Efficacy and safety profiles were similar for subcutaneous and standard IV rituximab when given as first-line therapy to adults with follicular lymphoma, based on results of a phase III clinical trial published online in Lancet Haematology.
Administering rituximab by IV infusion can take up to 6 hours to complete and requires continuous monitoring. Subcutaneous delivery takes approximately 6 minutes using a new rituximab formulation that is 12 times more concentrated to reduce the administered volume. The new formulation is expected to reduce the burden of treatment for patients, as well as for the health care system, said, of the Cancer Research UK Centre, Southampton, and his associates.

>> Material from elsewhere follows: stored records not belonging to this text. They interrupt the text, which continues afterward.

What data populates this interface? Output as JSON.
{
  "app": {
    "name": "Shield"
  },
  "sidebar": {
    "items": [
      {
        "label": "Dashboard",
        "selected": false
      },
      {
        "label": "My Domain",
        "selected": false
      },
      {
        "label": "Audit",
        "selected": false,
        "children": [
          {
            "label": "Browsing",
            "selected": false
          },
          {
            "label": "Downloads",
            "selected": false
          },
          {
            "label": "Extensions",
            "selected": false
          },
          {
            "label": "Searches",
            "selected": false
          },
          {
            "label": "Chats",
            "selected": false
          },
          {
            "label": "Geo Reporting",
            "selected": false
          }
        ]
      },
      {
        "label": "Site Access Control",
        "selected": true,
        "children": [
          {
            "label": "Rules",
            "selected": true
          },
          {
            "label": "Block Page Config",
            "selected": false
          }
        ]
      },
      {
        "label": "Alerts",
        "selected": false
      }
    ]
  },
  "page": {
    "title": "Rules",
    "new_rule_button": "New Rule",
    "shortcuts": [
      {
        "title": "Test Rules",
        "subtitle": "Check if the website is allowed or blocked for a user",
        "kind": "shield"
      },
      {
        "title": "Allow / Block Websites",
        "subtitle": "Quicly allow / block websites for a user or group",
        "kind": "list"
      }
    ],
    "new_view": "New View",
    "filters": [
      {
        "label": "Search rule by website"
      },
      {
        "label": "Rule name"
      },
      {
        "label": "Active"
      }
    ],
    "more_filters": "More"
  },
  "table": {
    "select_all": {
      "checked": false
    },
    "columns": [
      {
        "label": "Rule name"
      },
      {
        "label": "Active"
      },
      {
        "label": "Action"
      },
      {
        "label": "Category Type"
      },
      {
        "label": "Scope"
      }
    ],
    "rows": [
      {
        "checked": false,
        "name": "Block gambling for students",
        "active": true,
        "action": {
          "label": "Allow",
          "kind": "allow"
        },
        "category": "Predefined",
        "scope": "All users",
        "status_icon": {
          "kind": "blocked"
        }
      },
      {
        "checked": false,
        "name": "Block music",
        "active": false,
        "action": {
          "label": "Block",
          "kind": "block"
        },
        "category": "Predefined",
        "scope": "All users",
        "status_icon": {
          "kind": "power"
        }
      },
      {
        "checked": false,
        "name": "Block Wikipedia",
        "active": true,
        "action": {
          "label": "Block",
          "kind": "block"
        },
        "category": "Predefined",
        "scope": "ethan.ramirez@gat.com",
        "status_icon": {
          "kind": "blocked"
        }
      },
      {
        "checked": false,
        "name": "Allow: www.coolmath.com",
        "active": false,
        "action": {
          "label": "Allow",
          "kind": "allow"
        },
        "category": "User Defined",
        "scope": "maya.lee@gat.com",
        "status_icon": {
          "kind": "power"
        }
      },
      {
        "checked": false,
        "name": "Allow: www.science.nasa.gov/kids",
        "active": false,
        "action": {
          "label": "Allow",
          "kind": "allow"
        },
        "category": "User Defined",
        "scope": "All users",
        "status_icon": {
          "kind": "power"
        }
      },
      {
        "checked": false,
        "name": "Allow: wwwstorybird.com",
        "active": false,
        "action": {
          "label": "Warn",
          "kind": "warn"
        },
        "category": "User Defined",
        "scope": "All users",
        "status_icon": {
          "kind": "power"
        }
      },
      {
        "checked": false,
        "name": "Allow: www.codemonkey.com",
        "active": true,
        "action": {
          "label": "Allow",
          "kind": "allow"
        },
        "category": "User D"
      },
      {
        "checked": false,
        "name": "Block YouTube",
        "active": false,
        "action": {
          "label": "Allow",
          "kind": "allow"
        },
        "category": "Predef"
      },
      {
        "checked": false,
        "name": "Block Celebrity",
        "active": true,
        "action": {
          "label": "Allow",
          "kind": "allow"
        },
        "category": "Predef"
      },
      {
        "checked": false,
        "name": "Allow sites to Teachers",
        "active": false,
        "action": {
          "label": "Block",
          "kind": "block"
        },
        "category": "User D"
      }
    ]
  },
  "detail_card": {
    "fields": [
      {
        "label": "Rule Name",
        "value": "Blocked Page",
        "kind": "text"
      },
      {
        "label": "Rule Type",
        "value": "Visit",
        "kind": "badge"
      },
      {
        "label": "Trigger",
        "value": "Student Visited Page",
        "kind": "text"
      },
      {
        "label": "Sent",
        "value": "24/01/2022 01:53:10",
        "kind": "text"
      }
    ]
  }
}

They compared the two agents in an international open-label trial funded by Hoffmann-La Roche, maker of the subcutaneous formulation. Adult patients at 113 medical centers in 30 countries were randomly assigned to receive either IV (205 patients) or subcutaneous (205 patients) rituximab during induction therapy with six to eight cycles of CHOP (cyclophosphamide, doxorubicin, vincristine, and prednisone) or CVP (cyclophosphamide, vincristine, and prednisone). They continued with rituximab as maintenance therapy every 2 months for 2 years. The median duration of treatment was 27 months, and median follow-up was 37 months.
The primary efficacy end point – overall (complete or partial) response rate at the end of induction, based on investigator assessment confirmed by an independent review panel of radiologists – was 84.9% with IV and 84.4% with subcutaneous rituximab, a nonsignificant difference. Similarly, the overall response rate at the end of maintenance therapy was not significantly different between the two groups, at 78.1% and 77.9%, respectively.
Progression-free survival (hazard ratio, 0.84) and event-free survival (HR, 0.91) also did not differ significantly between the two study groups, the investigators said (Lancet Haematol. 2017).
The rates of adverse events, grade 3 or higher adverse events, and serious adverse events also were similar for IV and subcutaneous formulations of rituximab. “Administration-related reactions were more common in the subcutaneous group but were predominantly mild-to-moderate local injection-site reactions, such as mild pain, swelling and erythema, reflecting the expected change in safety profile when switching to the subcutaneous route of administration,” Dr. Davies and his associates said.
These results indicate that subcutaneous administration of rituximab along with chemotherapy doesn’t compromise the agent’s antilymphoma activity, they added.